• **YOUR ASSIGNMENT**: The lines to find are those in the entries that hold the word "this"; copy every one of them.

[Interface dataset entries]
····················

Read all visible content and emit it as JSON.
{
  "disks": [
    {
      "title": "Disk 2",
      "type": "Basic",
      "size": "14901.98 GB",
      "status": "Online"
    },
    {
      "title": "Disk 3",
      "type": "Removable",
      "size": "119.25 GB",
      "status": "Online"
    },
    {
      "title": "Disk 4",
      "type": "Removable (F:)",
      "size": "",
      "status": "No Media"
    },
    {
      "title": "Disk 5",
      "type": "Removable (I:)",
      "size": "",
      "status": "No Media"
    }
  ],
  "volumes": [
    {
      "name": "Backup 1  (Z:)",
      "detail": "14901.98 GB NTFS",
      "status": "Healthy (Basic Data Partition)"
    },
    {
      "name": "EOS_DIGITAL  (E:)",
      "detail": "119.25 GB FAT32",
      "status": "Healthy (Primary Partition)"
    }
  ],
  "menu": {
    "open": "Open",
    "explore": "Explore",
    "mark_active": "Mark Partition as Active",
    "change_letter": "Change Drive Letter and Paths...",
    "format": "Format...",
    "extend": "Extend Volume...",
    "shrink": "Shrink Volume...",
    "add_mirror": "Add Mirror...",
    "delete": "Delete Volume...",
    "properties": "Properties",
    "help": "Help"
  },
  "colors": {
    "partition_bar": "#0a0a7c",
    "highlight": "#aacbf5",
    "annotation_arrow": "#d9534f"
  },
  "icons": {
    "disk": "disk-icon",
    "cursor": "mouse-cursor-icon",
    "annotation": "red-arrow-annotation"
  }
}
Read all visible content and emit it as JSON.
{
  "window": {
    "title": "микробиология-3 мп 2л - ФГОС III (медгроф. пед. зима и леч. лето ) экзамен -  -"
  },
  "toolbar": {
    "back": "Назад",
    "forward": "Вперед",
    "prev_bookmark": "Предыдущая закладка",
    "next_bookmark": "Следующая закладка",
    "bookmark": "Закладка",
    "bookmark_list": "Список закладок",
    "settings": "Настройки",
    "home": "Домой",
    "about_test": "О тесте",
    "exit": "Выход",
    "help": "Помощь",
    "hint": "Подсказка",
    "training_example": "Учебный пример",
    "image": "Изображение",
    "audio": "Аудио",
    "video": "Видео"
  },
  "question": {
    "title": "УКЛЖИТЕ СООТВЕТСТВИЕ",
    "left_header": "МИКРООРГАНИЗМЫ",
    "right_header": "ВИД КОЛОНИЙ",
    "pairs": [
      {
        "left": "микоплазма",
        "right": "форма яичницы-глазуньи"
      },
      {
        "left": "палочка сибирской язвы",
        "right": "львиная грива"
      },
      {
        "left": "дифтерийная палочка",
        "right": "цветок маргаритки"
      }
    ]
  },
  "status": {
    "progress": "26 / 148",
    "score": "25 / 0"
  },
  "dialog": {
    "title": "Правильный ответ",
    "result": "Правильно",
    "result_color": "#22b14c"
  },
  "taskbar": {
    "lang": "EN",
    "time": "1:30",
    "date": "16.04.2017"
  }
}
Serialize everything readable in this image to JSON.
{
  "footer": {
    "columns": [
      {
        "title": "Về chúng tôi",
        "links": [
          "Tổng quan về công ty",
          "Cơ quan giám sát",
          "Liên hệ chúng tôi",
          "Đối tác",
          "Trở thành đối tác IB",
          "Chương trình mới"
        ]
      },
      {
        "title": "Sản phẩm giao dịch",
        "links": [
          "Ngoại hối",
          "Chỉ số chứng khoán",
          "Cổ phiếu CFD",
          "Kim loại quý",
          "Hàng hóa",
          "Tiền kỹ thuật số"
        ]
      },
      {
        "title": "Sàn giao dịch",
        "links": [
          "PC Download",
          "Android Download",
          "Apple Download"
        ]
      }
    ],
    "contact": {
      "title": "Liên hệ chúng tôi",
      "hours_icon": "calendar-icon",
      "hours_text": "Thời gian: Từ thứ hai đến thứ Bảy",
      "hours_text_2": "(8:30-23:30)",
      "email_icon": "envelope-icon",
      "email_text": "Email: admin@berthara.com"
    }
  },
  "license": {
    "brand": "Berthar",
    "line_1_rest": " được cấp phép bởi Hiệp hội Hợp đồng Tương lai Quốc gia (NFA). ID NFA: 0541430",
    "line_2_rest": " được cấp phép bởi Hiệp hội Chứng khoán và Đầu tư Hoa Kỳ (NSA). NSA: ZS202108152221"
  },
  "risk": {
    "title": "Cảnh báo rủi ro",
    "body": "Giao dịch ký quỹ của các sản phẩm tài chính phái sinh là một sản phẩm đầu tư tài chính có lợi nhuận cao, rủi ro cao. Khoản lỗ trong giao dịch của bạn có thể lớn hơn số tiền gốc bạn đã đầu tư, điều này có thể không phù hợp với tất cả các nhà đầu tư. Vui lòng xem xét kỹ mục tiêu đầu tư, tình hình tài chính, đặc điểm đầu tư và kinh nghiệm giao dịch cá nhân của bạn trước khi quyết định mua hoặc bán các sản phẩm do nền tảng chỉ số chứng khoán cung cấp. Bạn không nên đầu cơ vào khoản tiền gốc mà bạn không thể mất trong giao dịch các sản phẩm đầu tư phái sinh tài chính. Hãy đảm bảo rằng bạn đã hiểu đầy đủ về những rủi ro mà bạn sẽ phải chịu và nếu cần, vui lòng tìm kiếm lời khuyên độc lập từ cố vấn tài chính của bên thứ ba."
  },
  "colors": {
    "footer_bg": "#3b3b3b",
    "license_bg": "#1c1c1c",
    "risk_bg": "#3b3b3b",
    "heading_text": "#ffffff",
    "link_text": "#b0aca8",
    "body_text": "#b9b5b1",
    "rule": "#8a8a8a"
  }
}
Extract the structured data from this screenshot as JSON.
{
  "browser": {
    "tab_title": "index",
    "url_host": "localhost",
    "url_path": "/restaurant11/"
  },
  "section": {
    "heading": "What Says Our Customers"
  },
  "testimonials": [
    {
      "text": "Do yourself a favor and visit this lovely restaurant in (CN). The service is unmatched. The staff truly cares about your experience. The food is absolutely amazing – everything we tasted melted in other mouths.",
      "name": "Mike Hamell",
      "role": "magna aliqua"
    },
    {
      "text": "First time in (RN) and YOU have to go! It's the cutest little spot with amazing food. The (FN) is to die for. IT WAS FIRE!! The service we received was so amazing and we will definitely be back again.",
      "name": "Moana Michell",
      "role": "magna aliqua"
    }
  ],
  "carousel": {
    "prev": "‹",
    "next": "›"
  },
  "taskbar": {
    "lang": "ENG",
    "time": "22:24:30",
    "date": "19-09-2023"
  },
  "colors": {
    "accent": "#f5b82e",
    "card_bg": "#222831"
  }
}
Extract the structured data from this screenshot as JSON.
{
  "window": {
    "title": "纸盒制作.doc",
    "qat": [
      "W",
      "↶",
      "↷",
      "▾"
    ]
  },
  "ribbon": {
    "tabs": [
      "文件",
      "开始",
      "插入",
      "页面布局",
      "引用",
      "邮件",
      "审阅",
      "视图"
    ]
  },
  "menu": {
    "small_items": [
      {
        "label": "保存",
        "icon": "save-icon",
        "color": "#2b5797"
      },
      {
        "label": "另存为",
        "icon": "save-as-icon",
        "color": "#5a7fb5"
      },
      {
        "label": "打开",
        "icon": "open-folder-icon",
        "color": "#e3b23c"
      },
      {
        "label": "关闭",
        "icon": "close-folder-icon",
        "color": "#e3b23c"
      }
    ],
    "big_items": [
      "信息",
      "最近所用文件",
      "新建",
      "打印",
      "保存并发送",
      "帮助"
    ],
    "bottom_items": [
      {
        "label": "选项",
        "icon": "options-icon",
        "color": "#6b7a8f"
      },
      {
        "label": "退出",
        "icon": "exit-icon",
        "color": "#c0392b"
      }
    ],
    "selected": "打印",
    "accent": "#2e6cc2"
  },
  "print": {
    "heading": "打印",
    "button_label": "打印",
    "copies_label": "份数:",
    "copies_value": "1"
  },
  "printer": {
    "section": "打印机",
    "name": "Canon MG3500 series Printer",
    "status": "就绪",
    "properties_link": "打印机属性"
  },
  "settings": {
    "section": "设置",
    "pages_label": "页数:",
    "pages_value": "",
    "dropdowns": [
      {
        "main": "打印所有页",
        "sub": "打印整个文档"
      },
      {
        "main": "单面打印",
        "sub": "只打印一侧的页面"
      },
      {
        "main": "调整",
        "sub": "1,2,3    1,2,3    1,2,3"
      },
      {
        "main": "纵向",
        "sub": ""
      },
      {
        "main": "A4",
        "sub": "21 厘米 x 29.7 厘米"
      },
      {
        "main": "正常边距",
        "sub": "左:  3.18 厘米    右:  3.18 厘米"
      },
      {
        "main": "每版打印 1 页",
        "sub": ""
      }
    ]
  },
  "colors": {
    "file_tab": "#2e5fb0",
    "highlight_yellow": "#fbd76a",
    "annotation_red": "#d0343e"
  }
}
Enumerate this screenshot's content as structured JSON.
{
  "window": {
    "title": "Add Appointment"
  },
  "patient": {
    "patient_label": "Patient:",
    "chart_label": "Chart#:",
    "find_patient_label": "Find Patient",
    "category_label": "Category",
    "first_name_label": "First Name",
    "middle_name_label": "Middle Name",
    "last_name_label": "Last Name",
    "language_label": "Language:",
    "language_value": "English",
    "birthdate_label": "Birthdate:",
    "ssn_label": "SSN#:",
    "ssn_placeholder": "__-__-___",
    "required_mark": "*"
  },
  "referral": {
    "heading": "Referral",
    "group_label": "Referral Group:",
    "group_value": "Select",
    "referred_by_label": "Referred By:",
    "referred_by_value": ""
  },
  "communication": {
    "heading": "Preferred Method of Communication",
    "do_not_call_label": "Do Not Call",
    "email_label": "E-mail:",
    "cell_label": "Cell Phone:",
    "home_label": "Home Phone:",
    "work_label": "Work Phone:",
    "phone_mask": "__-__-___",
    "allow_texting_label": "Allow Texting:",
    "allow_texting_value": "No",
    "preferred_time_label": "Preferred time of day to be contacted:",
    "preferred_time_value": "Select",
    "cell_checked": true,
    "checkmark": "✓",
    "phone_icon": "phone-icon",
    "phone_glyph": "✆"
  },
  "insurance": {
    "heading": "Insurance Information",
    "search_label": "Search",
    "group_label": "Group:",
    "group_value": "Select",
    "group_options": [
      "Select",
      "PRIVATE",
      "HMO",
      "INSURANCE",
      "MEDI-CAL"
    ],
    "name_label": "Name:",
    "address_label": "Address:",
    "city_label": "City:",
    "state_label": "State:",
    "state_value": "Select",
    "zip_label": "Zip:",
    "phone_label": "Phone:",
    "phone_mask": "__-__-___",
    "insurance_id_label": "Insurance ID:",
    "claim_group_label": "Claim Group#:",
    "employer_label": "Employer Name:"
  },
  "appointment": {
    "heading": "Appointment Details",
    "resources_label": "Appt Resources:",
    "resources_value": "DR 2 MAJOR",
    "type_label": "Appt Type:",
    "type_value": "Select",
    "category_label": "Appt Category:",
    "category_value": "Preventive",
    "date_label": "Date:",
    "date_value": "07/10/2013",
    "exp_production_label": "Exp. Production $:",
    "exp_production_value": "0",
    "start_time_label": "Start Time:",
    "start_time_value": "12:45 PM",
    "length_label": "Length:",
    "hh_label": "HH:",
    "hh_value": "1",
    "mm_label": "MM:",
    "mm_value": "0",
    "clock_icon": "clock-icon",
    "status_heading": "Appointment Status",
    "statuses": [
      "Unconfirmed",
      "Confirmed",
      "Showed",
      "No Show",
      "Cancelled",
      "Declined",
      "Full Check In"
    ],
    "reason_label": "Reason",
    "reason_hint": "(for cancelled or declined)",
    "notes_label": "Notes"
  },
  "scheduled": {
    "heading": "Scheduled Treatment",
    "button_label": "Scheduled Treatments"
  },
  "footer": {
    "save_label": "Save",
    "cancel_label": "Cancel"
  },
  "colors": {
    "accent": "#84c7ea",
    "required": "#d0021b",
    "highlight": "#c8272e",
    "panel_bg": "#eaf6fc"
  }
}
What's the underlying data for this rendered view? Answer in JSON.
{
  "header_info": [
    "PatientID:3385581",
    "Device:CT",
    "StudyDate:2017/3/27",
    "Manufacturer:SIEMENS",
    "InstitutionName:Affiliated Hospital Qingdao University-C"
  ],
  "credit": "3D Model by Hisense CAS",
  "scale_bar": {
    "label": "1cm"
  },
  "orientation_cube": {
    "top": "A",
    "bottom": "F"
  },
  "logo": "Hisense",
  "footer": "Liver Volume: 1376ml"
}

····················

• **ANSWER SPACE**:
Serialize everything readable in this image to JSON.
Extract the structured data from this screenshot as JSON.
      "text": "Do yourself a favor and visit this lovely restaurant in (CN). The service is unmatched. The staff truly cares about your experience. The food is absolutely amazing – everything we tasted melted in other mouths.",
Extract the structured data from this screenshot as JSON.
Enumerate this screenshot's content as structured JSON.
What's the underlying data for this rendered view? Answer in JSON.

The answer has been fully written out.